Task prompt:
Reproduce each record exactly, but exclude every picture.

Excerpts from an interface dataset
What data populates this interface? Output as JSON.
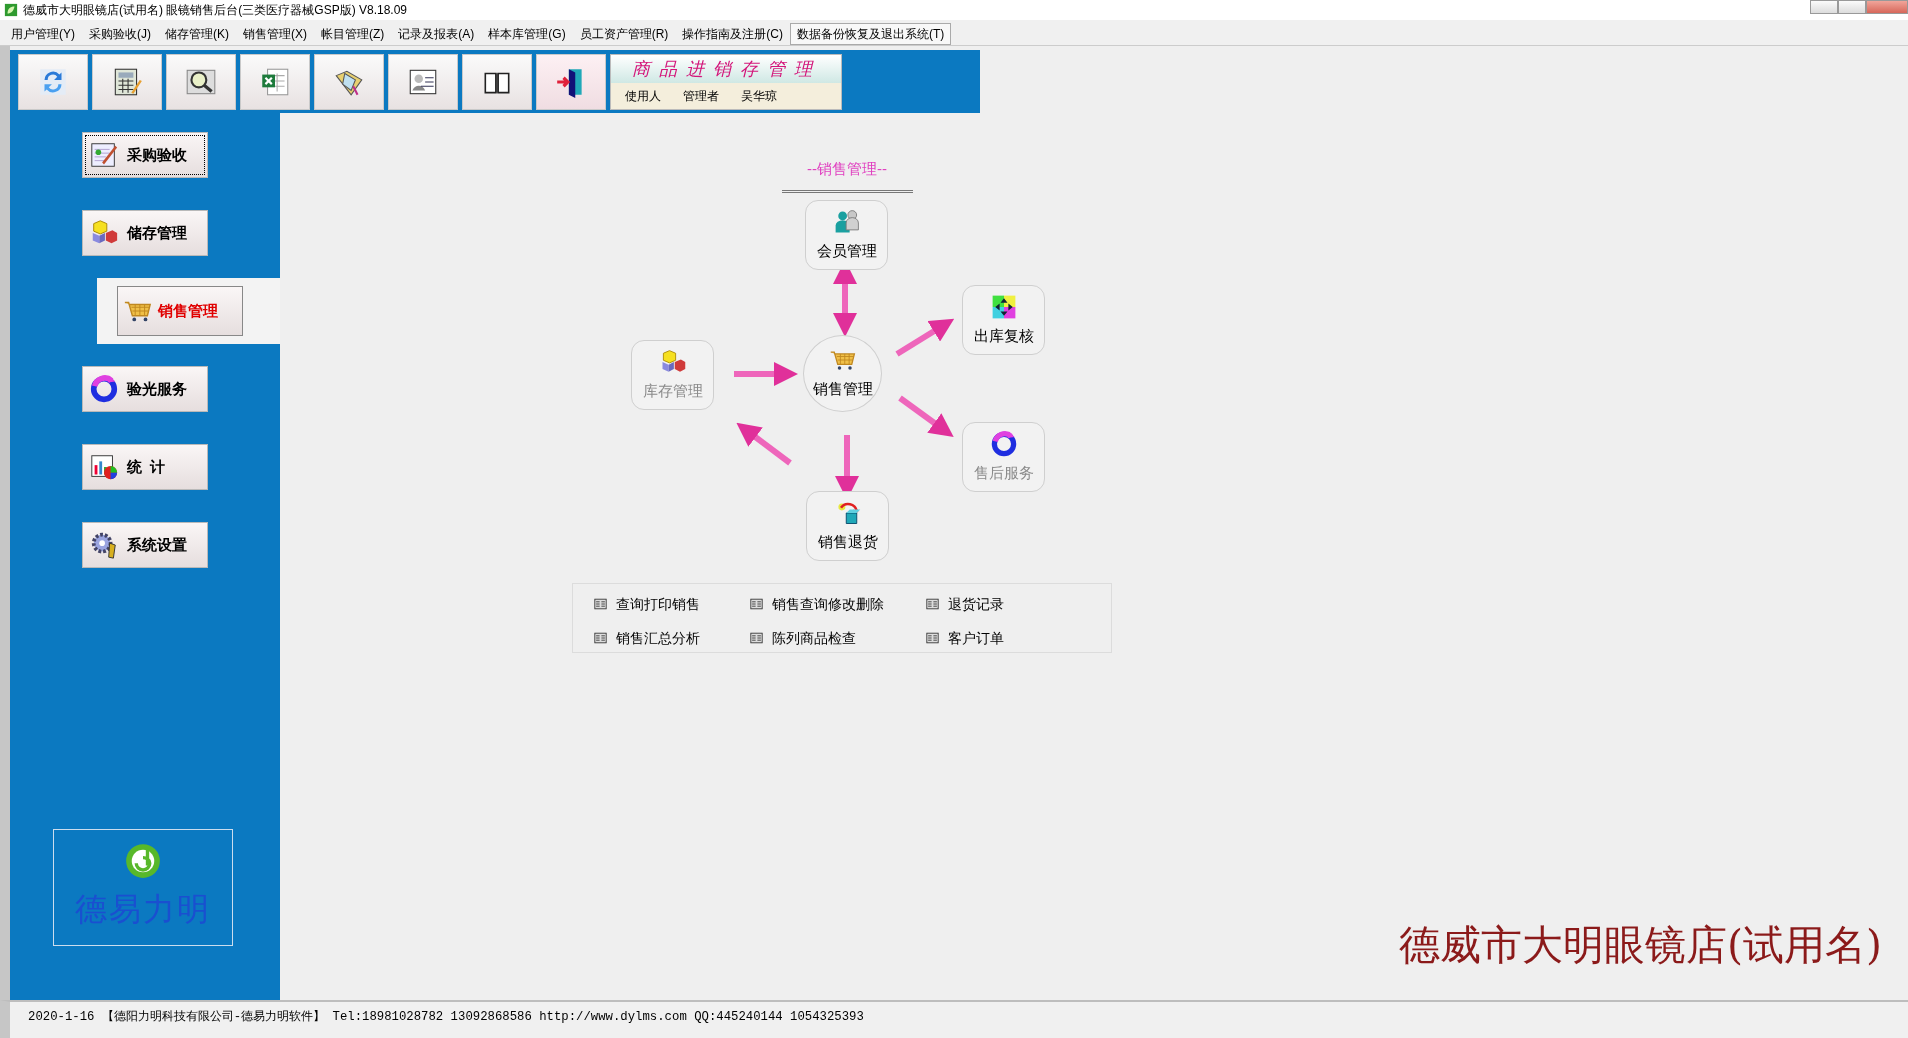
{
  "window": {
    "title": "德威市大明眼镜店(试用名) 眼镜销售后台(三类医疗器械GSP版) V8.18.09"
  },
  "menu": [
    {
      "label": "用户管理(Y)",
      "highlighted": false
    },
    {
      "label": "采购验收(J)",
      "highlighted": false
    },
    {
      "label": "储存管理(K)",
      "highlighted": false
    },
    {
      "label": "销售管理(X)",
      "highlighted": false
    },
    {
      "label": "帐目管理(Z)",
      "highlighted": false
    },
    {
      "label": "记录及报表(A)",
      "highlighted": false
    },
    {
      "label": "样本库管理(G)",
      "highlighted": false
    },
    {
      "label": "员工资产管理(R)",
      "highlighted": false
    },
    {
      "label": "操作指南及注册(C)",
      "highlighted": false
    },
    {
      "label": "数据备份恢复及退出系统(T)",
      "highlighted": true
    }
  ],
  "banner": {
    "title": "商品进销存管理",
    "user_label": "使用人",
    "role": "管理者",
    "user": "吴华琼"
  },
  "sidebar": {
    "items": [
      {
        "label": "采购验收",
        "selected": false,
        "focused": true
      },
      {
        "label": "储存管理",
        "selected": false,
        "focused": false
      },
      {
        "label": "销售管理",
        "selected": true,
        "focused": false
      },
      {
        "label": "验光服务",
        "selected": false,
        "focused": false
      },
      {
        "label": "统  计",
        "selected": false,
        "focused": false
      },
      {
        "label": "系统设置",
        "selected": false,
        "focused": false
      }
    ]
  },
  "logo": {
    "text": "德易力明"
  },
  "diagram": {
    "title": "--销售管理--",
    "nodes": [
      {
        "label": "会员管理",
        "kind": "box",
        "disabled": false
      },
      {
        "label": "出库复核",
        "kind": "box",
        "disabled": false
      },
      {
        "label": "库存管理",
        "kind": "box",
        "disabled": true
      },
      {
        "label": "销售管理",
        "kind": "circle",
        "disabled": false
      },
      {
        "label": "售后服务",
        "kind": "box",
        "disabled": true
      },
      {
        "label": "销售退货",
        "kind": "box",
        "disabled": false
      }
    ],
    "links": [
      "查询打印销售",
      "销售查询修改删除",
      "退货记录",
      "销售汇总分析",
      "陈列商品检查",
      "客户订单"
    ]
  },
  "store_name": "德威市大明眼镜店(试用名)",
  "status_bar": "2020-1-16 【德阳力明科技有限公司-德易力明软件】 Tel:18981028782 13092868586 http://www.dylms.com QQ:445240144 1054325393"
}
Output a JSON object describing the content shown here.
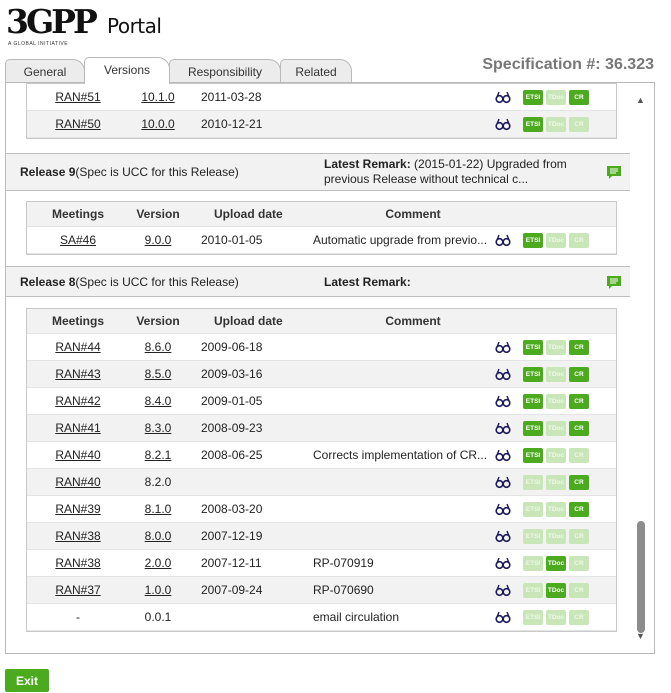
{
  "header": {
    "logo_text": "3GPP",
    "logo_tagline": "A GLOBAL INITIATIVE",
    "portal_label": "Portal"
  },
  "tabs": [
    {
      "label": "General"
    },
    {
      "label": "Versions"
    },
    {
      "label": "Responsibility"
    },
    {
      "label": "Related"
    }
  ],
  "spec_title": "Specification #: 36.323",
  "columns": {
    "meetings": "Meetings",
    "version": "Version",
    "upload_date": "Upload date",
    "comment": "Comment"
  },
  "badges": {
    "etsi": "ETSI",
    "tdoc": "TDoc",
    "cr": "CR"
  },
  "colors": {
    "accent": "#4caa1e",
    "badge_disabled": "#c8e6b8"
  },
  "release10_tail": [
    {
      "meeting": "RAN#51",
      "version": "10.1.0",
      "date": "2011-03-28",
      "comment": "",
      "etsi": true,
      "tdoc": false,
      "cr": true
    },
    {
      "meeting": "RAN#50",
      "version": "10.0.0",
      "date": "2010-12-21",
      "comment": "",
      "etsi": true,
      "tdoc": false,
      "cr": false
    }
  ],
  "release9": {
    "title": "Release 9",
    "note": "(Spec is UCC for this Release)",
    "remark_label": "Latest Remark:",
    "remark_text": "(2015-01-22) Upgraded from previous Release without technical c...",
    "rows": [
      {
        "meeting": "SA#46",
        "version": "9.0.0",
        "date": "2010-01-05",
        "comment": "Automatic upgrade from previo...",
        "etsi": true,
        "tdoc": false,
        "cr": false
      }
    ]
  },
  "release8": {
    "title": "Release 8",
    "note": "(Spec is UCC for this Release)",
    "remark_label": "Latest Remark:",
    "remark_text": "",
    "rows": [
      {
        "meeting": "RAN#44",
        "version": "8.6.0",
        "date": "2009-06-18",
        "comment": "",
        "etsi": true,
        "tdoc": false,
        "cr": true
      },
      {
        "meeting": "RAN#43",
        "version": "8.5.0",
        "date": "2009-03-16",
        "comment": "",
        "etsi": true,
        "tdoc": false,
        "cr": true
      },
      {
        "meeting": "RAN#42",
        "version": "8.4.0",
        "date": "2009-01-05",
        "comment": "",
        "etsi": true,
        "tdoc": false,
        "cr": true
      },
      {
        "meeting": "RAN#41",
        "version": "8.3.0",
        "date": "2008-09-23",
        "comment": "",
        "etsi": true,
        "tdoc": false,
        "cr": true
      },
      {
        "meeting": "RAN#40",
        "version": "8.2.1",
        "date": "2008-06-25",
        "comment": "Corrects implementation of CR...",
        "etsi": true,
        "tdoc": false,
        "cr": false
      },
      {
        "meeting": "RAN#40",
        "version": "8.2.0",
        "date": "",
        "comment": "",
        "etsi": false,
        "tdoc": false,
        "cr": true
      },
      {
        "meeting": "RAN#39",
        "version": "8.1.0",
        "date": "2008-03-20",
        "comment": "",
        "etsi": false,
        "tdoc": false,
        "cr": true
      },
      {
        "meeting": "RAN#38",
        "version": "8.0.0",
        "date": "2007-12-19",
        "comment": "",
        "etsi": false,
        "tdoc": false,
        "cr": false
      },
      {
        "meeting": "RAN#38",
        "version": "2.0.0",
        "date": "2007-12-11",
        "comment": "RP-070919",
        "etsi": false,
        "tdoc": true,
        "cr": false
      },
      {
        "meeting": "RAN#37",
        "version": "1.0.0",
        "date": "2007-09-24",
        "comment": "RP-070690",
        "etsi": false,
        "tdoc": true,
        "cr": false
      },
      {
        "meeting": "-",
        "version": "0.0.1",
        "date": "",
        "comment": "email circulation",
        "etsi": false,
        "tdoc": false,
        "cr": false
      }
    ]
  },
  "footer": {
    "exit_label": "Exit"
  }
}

Reply to the exercise:
What data populates this interface? Output as JSON.
{
  "window": {
    "title": "德威市大明眼镜店(试用名) 眼镜销售后台(三类医疗器械GSP版) V8.18.09"
  },
  "menu": [
    {
      "label": "用户管理(Y)",
      "highlighted": false
    },
    {
      "label": "采购验收(J)",
      "highlighted": false
    },
    {
      "label": "储存管理(K)",
      "highlighted": false
    },
    {
      "label": "销售管理(X)",
      "highlighted": false
    },
    {
      "label": "帐目管理(Z)",
      "highlighted": false
    },
    {
      "label": "记录及报表(A)",
      "highlighted": false
    },
    {
      "label": "样本库管理(G)",
      "highlighted": false
    },
    {
      "label": "员工资产管理(R)",
      "highlighted": false
    },
    {
      "label": "操作指南及注册(C)",
      "highlighted": false
    },
    {
      "label": "数据备份恢复及退出系统(T)",
      "highlighted": true
    }
  ],
  "banner": {
    "title": "商品进销存管理",
    "user_label": "使用人",
    "role": "管理者",
    "user": "吴华琼"
  },
  "sidebar": {
    "items": [
      {
        "label": "采购验收",
        "selected": false,
        "focused": true
      },
      {
        "label": "储存管理",
        "selected": false,
        "focused": false
      },
      {
        "label": "销售管理",
        "selected": true,
        "focused": false
      },
      {
        "label": "验光服务",
        "selected": false,
        "focused": false
      },
      {
        "label": "统  计",
        "selected": false,
        "focused": false
      },
      {
        "label": "系统设置",
        "selected": false,
        "focused": false
      }
    ]
  },
  "logo": {
    "text": "德易力明"
  },
  "diagram": {
    "title": "--销售管理--",
    "nodes": [
      {
        "label": "会员管理",
        "kind": "box",
        "disabled": false
      },
      {
        "label": "出库复核",
        "kind": "box",
        "disabled": false
      },
      {
        "label": "库存管理",
        "kind": "box",
        "disabled": true
      },
      {
        "label": "销售管理",
        "kind": "circle",
        "disabled": false
      },
      {
        "label": "售后服务",
        "kind": "box",
        "disabled": true
      },
      {
        "label": "销售退货",
        "kind": "box",
        "disabled": false
      }
    ],
    "links": [
      "查询打印销售",
      "销售查询修改删除",
      "退货记录",
      "销售汇总分析",
      "陈列商品检查",
      "客户订单"
    ]
  },
  "store_name": "德威市大明眼镜店(试用名)",
  "status_bar": "2020-1-16 【德阳力明科技有限公司-德易力明软件】 Tel:18981028782 13092868586 http://www.dylms.com QQ:445240144 1054325393"
}
Output a JSON object describing the content shown here.
{
  "header": {
    "logo_text": "3GPP",
    "logo_tagline": "A GLOBAL INITIATIVE",
    "portal_label": "Portal"
  },
  "tabs": [
    {
      "label": "General"
    },
    {
      "label": "Versions"
    },
    {
      "label": "Responsibility"
    },
    {
      "label": "Related"
    }
  ],
  "spec_title": "Specification #: 36.323",
  "columns": {
    "meetings": "Meetings",
    "version": "Version",
    "upload_date": "Upload date",
    "comment": "Comment"
  },
  "badges": {
    "etsi": "ETSI",
    "tdoc": "TDoc",
    "cr": "CR"
  },
  "colors": {
    "accent": "#4caa1e",
    "badge_disabled": "#c8e6b8"
  },
  "release10_tail": [
    {
      "meeting": "RAN#51",
      "version": "10.1.0",
      "date": "2011-03-28",
      "comment": "",
      "etsi": true,
      "tdoc": false,
      "cr": true
    },
    {
      "meeting": "RAN#50",
      "version": "10.0.0",
      "date": "2010-12-21",
      "comment": "",
      "etsi": true,
      "tdoc": false,
      "cr": false
    }
  ],
  "release9": {
    "title": "Release 9",
    "note": "(Spec is UCC for this Release)",
    "remark_label": "Latest Remark:",
    "remark_text": "(2015-01-22) Upgraded from previous Release without technical c...",
    "rows": [
      {
        "meeting": "SA#46",
        "version": "9.0.0",
        "date": "2010-01-05",
        "comment": "Automatic upgrade from previo...",
        "etsi": true,
        "tdoc": false,
        "cr": false
      }
    ]
  },
  "release8": {
    "title": "Release 8",
    "note": "(Spec is UCC for this Release)",
    "remark_label": "Latest Remark:",
    "remark_text": "",
    "rows": [
      {
        "meeting": "RAN#44",
        "version": "8.6.0",
        "date": "2009-06-18",
        "comment": "",
        "etsi": true,
        "tdoc": false,
        "cr": true
      },
      {
        "meeting": "RAN#43",
        "version": "8.5.0",
        "date": "2009-03-16",
        "comment": "",
        "etsi": true,
        "tdoc": false,
        "cr": true
      },
      {
        "meeting": "RAN#42",
        "version": "8.4.0",
        "date": "2009-01-05",
        "comment": "",
        "etsi": true,
        "tdoc": false,
        "cr": true
      },
      {
        "meeting": "RAN#41",
        "version": "8.3.0",
        "date": "2008-09-23",
        "comment": "",
        "etsi": true,
        "tdoc": false,
        "cr": true
      },
      {
        "meeting": "RAN#40",
        "version": "8.2.1",
        "date": "2008-06-25",
        "comment": "Corrects implementation of CR...",
        "etsi": true,
        "tdoc": false,
        "cr": false
      },
      {
        "meeting": "RAN#40",
        "version": "8.2.0",
        "date": "",
        "comment": "",
        "etsi": false,
        "tdoc": false,
        "cr": true
      },
      {
        "meeting": "RAN#39",
        "version": "8.1.0",
        "date": "2008-03-20",
        "comment": "",
        "etsi": false,
        "tdoc": false,
        "cr": true
      },
      {
        "meeting": "RAN#38",
        "version": "8.0.0",
        "date": "2007-12-19",
        "comment": "",
        "etsi": false,
        "tdoc": false,
        "cr": false
      },
      {
        "meeting": "RAN#38",
        "version": "2.0.0",
        "date": "2007-12-11",
        "comment": "RP-070919",
        "etsi": false,
        "tdoc": true,
        "cr": false
      },
      {
        "meeting": "RAN#37",
        "version": "1.0.0",
        "date": "2007-09-24",
        "comment": "RP-070690",
        "etsi": false,
        "tdoc": true,
        "cr": false
      },
      {
        "meeting": "-",
        "version": "0.0.1",
        "date": "",
        "comment": "email circulation",
        "etsi": false,
        "tdoc": false,
        "cr": false
      }
    ]
  },
  "footer": {
    "exit_label": "Exit"
  }
}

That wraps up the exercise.